'''
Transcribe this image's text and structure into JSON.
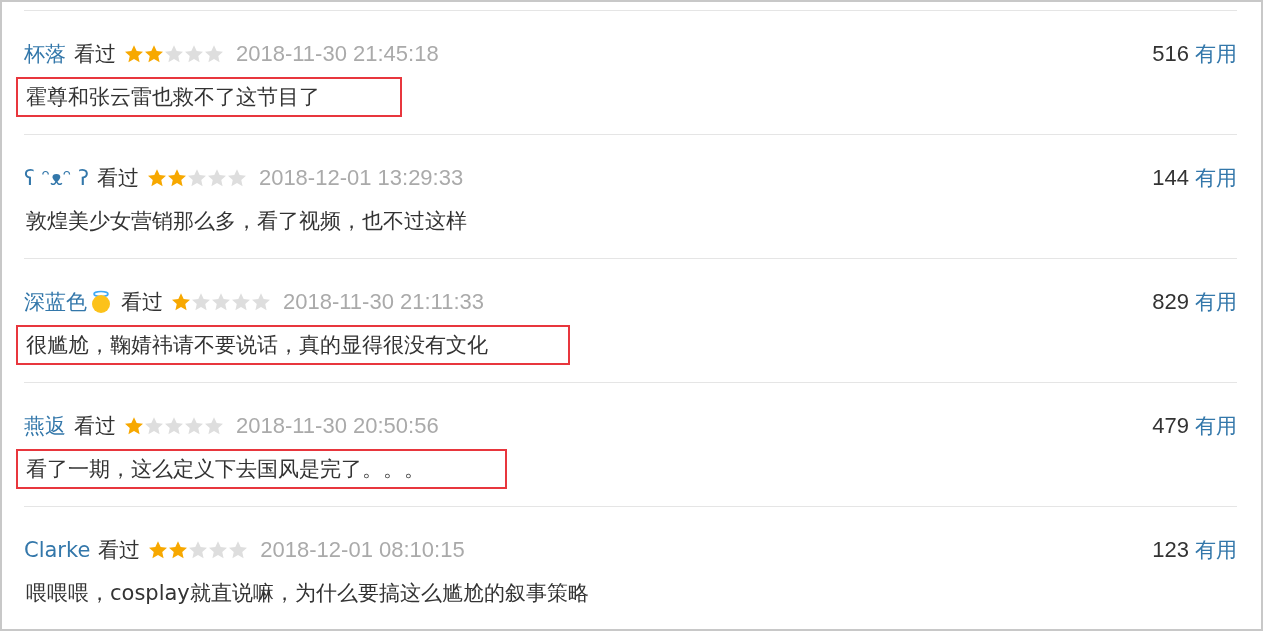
{
  "comments": [
    {
      "user": "杯落",
      "status": "看过",
      "stars": 2,
      "time": "2018-11-30 21:45:18",
      "votes": "516",
      "useful": "有用",
      "text": "霍尊和张云雷也救不了这节目了",
      "badge_icon": false,
      "highlighted": true
    },
    {
      "user": "ʕ ᵔᴥᵔ ʔ",
      "status": "看过",
      "stars": 2,
      "time": "2018-12-01 13:29:33",
      "votes": "144",
      "useful": "有用",
      "text": "敦煌美少女营销那么多，看了视频，也不过这样",
      "badge_icon": false,
      "highlighted": false
    },
    {
      "user": "深蓝色",
      "status": "看过",
      "stars": 1,
      "time": "2018-11-30 21:11:33",
      "votes": "829",
      "useful": "有用",
      "text": "很尴尬，鞠婧祎请不要说话，真的显得很没有文化",
      "badge_icon": true,
      "highlighted": true
    },
    {
      "user": "燕返",
      "status": "看过",
      "stars": 1,
      "time": "2018-11-30 20:50:56",
      "votes": "479",
      "useful": "有用",
      "text": "看了一期，这么定义下去国风是完了。。。",
      "badge_icon": false,
      "highlighted": true
    },
    {
      "user": "Clarke",
      "status": "看过",
      "stars": 2,
      "time": "2018-12-01 08:10:15",
      "votes": "123",
      "useful": "有用",
      "text": "喂喂喂，cosplay就直说嘛，为什么要搞这么尴尬的叙事策略",
      "badge_icon": false,
      "highlighted": false
    }
  ]
}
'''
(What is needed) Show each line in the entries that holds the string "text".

(Expected answer)
Transcribe this image's text and structure into JSON.
      "text": "霍尊和张云雷也救不了这节目了",
      "text": "敦煌美少女营销那么多，看了视频，也不过这样",
      "text": "很尴尬，鞠婧祎请不要说话，真的显得很没有文化",
      "text": "看了一期，这么定义下去国风是完了。。。",
      "text": "喂喂喂，cosplay就直说嘛，为什么要搞这么尴尬的叙事策略",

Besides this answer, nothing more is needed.